Web Series Magazine is the first and only publication devoted exclusively to web series. The beauty of it is that its available in print and online. The Internet is phenomenal, but fact is people still do their living offline. I’m writing this from a coffee shop and people around me are reading magazines. Print is alive and well, folks. What I’d like to add is that the publication will be rebranded WSN Magazine starting next issue, our third, which runs October to December. Starting January 2012, WSN Mag will become a bi-monthly issue, releasing six issues a year. The main objective of the magazine is to give people in web series another platform to be heard and seen. We distribute at entertainment-faced establishments and companies. We’re in Sony Studios, Paramount Pictures, and currently working on getting into more Hollywood studios. We are also in Canada. I’m proud of what we’ve accomplished with this magazine in only two issues. We just want to keep contributing quality material to the web series space and we’re open to strategic partnerships from individuals and brands looking to reach our audience.

You’ve mentioned on the site that you’re not in favour of crowdsourced funding, which you called ‘digital panhandling’. What has lead you to this perspective and how do you see this funding platform affecting web series production?

There are many people who crowd-fund, not just web series creators. It’s worked for some of our members in helping them continue to make quality content and I praise them for their accomplishments. Some crowd-fund gracefully and some shamefully. The latter was what led me to call it ‘digital panhandling,’ which I discourage and don’t support.

Rich Mbariket at LA Webfest 2011

Rich Mbariket with Director/Writer/Playwright Michael Ajakwe at the 2011 LA Webfest.

Rich Mbariket's Live Ustream Chat Discussing The Fall of Kaden

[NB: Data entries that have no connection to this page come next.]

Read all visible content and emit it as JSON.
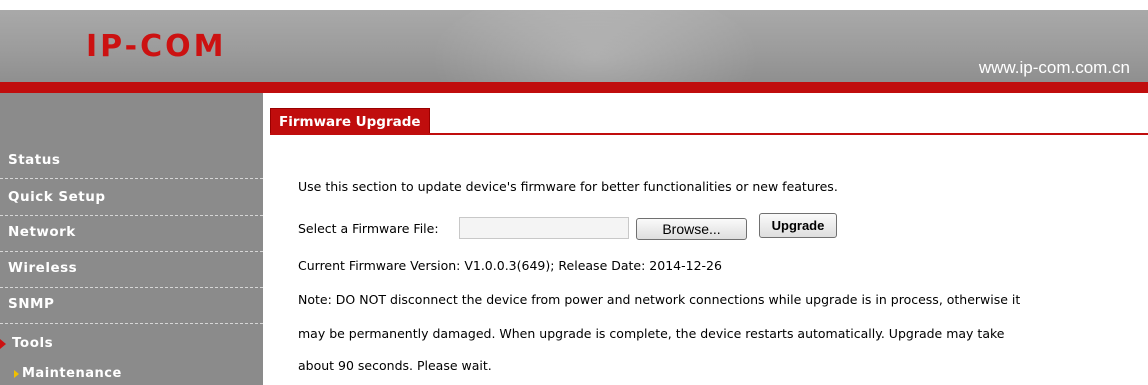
{
  "header": {
    "logo_text": "IP-COM",
    "url": "www.ip-com.com.cn"
  },
  "sidebar": {
    "items": [
      {
        "label": "Status"
      },
      {
        "label": "Quick Setup"
      },
      {
        "label": "Network"
      },
      {
        "label": "Wireless"
      },
      {
        "label": "SNMP"
      },
      {
        "label": "Tools"
      }
    ],
    "subitems": [
      {
        "label": "Maintenance"
      }
    ]
  },
  "content": {
    "tab_title": "Firmware Upgrade",
    "intro": "Use this section to update device's firmware for better functionalities or new features.",
    "select_label": "Select a Firmware File:",
    "browse_label": "Browse...",
    "upgrade_label": "Upgrade",
    "version_text": "Current Firmware Version: V1.0.0.3(649); Release Date: 2014-12-26",
    "note_line1": "Note: DO NOT disconnect the device from power and network connections while upgrade is in process, otherwise it",
    "note_line2": "may be permanently damaged. When upgrade is complete, the device restarts automatically. Upgrade may take",
    "note_line3": "about 90 seconds. Please wait."
  },
  "colors": {
    "brand_red": "#c00d0d",
    "sidebar_gray": "#8b8b8b",
    "header_gray": "#a0a0a0"
  }
}
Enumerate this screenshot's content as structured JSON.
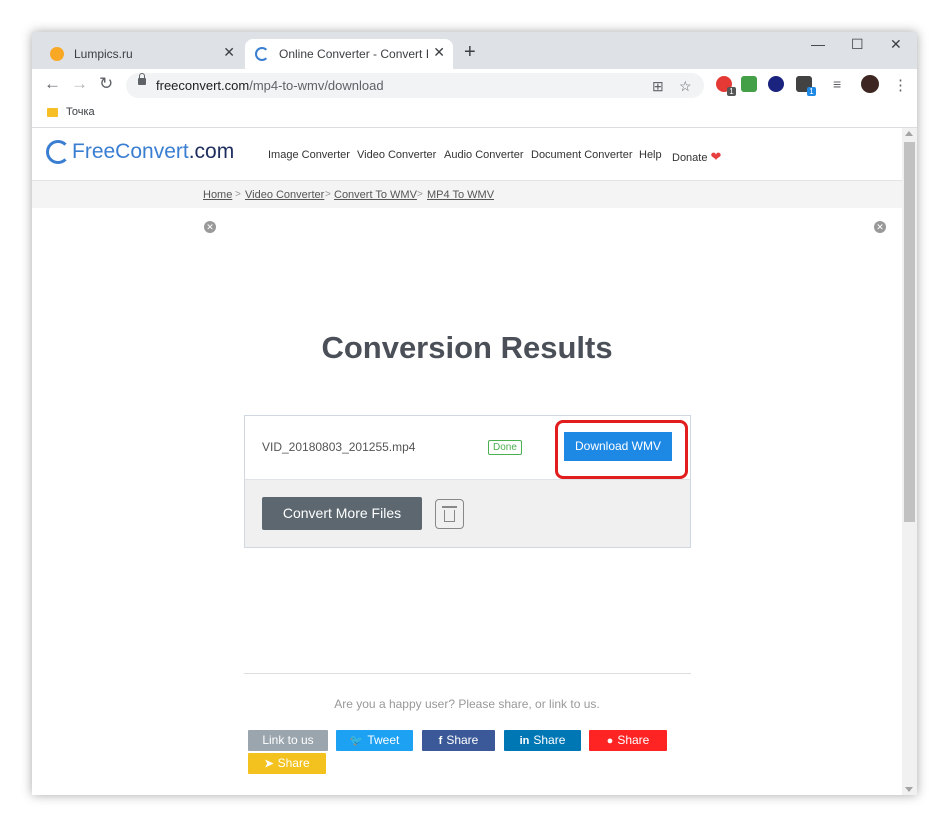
{
  "browser": {
    "tabs": [
      {
        "title": "Lumpics.ru",
        "favicon": "lumpics-favicon",
        "active": false
      },
      {
        "title": "Online Converter - Convert Imag",
        "favicon": "freeconvert-favicon",
        "active": true
      }
    ],
    "new_tab": "+",
    "window_controls": {
      "minimize": "—",
      "maximize": "☐",
      "close": "✕"
    },
    "url_host": "freeconvert.com",
    "url_path": "/mp4-to-wmv/download",
    "bookmark": "Точка"
  },
  "site": {
    "logo_text": "FreeConvert",
    "logo_suffix": ".com",
    "nav": [
      "Image Converter",
      "Video Converter",
      "Audio Converter",
      "Document Converter",
      "Help",
      "Donate"
    ],
    "breadcrumb": [
      "Home",
      "Video Converter",
      "Convert To WMV",
      "MP4 To WMV"
    ],
    "breadcrumb_sep": ">"
  },
  "main": {
    "heading": "Conversion Results",
    "file_name": "VID_20180803_201255.mp4",
    "status": "Done",
    "download_label": "Download WMV",
    "convert_more_label": "Convert More Files",
    "share_prompt": "Are you a happy user? Please share, or link to us."
  },
  "share_buttons": [
    {
      "label": "Link to us",
      "icon": "",
      "color": "#9aa5ad"
    },
    {
      "label": "Tweet",
      "icon": "twitter-icon",
      "color": "#1da1f2"
    },
    {
      "label": "Share",
      "icon": "facebook-icon",
      "color": "#3b5998"
    },
    {
      "label": "Share",
      "icon": "linkedin-icon",
      "color": "#0077b5"
    },
    {
      "label": "Share",
      "icon": "reddit-icon",
      "color": "#ff2424"
    },
    {
      "label": "Share",
      "icon": "telegram-icon",
      "color": "#f4c21f"
    }
  ],
  "colors": {
    "accent": "#1e88e5",
    "highlight": "#e21d1d"
  }
}
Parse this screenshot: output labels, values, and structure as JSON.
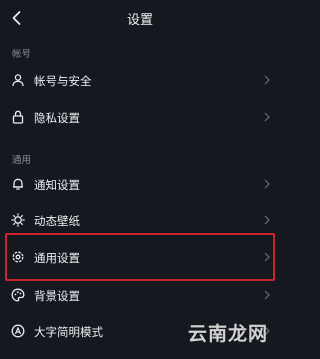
{
  "header": {
    "title": "设置",
    "back_icon": "chevron-left-icon"
  },
  "sections": [
    {
      "title": "帐号"
    },
    {
      "title": "通用"
    }
  ],
  "items": [
    {
      "label": "帐号与安全",
      "icon": "user-icon"
    },
    {
      "label": "隐私设置",
      "icon": "lock-icon"
    },
    {
      "label": "通知设置",
      "icon": "bell-icon"
    },
    {
      "label": "动态壁纸",
      "icon": "wallpaper-icon"
    },
    {
      "label": "通用设置",
      "icon": "gear-icon"
    },
    {
      "label": "背景设置",
      "icon": "palette-icon"
    },
    {
      "label": "大字简明模式",
      "icon": "font-size-icon"
    }
  ],
  "watermark": "云南龙网",
  "colors": {
    "background": "#16181f",
    "highlight": "#c8252f"
  }
}
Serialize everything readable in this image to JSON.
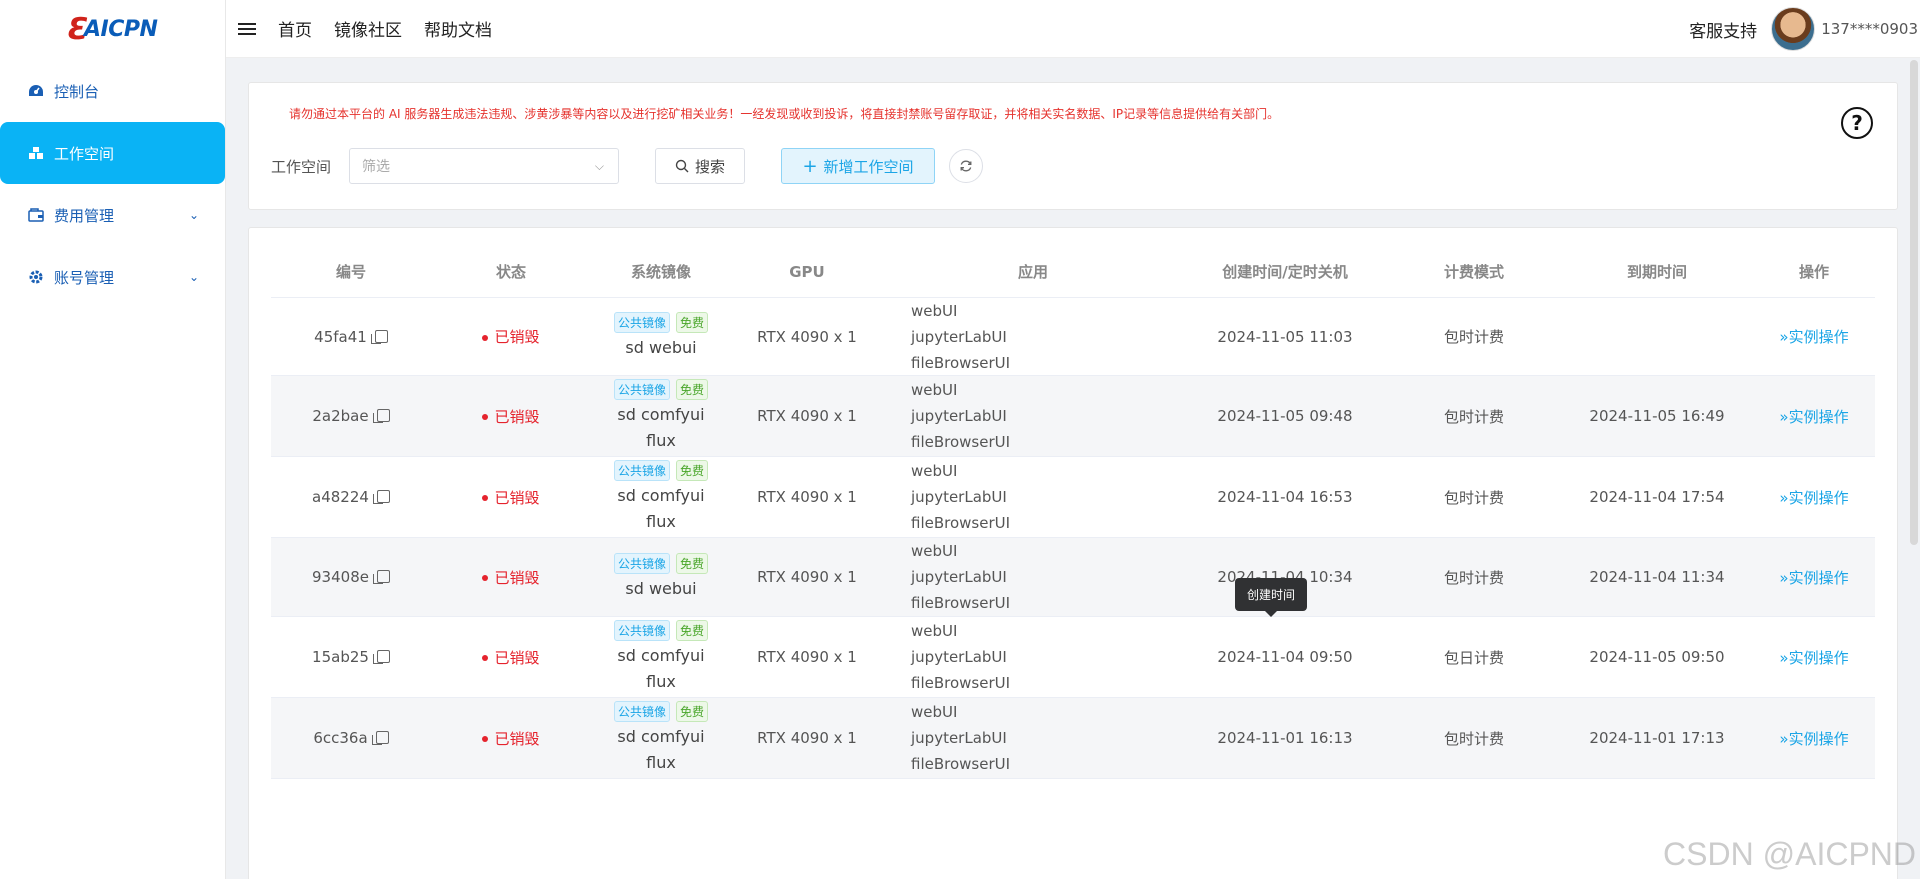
{
  "brand": {
    "logo_text": "AICPN"
  },
  "sidebar": {
    "items": [
      {
        "label": "控制台",
        "icon": "dashboard-icon"
      },
      {
        "label": "工作空间",
        "icon": "workspace-icon",
        "active": true
      },
      {
        "label": "费用管理",
        "icon": "wallet-icon",
        "expandable": true
      },
      {
        "label": "账号管理",
        "icon": "gear-icon",
        "expandable": true
      }
    ]
  },
  "header": {
    "links": [
      "首页",
      "镜像社区",
      "帮助文档"
    ],
    "support": "客服支持",
    "phone": "137****0903"
  },
  "toolbar": {
    "warning": "请勿通过本平台的 AI 服务器生成违法违规、涉黄涉暴等内容以及进行挖矿相关业务！一经发现或收到投诉，将直接封禁账号留存取证，并将相关实名数据、IP记录等信息提供给有关部门。",
    "workspace_label": "工作空间",
    "filter_placeholder": "筛选",
    "search_label": "搜索",
    "add_label": "新增工作空间",
    "help_symbol": "?"
  },
  "table": {
    "headers": [
      "编号",
      "状态",
      "系统镜像",
      "GPU",
      "应用",
      "创建时间/定时关机",
      "计费模式",
      "到期时间",
      "操作"
    ],
    "tag_public": "公共镜像",
    "tag_free": "免费",
    "op_label": "实例操作",
    "rows": [
      {
        "id": "45fa41",
        "status": "已销毁",
        "image": [
          "sd webui"
        ],
        "gpu": "RTX 4090 x 1",
        "apps": [
          "webUI",
          "jupyterLabUI",
          "fileBrowserUI"
        ],
        "created": "2024-11-05 11:03",
        "billing": "包时计费",
        "expires": ""
      },
      {
        "id": "2a2bae",
        "status": "已销毁",
        "image": [
          "sd comfyui",
          "flux"
        ],
        "gpu": "RTX 4090 x 1",
        "apps": [
          "webUI",
          "jupyterLabUI",
          "fileBrowserUI"
        ],
        "created": "2024-11-05 09:48",
        "billing": "包时计费",
        "expires": "2024-11-05 16:49"
      },
      {
        "id": "a48224",
        "status": "已销毁",
        "image": [
          "sd comfyui",
          "flux"
        ],
        "gpu": "RTX 4090 x 1",
        "apps": [
          "webUI",
          "jupyterLabUI",
          "fileBrowserUI"
        ],
        "created": "2024-11-04 16:53",
        "billing": "包时计费",
        "expires": "2024-11-04 17:54"
      },
      {
        "id": "93408e",
        "status": "已销毁",
        "image": [
          "sd webui"
        ],
        "gpu": "RTX 4090 x 1",
        "apps": [
          "webUI",
          "jupyterLabUI",
          "fileBrowserUI"
        ],
        "created": "2024-11-04 10:34",
        "billing": "包时计费",
        "expires": "2024-11-04 11:34"
      },
      {
        "id": "15ab25",
        "status": "已销毁",
        "image": [
          "sd comfyui",
          "flux"
        ],
        "gpu": "RTX 4090 x 1",
        "apps": [
          "webUI",
          "jupyterLabUI",
          "fileBrowserUI"
        ],
        "created": "2024-11-04 09:50",
        "billing": "包日计费",
        "expires": "2024-11-05 09:50"
      },
      {
        "id": "6cc36a",
        "status": "已销毁",
        "image": [
          "sd comfyui",
          "flux"
        ],
        "gpu": "RTX 4090 x 1",
        "apps": [
          "webUI",
          "jupyterLabUI",
          "fileBrowserUI"
        ],
        "created": "2024-11-01 16:13",
        "billing": "包时计费",
        "expires": "2024-11-01 17:13"
      }
    ]
  },
  "tooltip": "创建时间",
  "watermark": "CSDN @AICPND",
  "colors": {
    "accent": "#0ab3f5",
    "danger": "#e5232d",
    "link": "#1ba5e6"
  }
}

Rich Mbariket conducting his live Ustream chat for the Web Series Network with special guests from The Fall of Kaden.

Real Time Web Analytics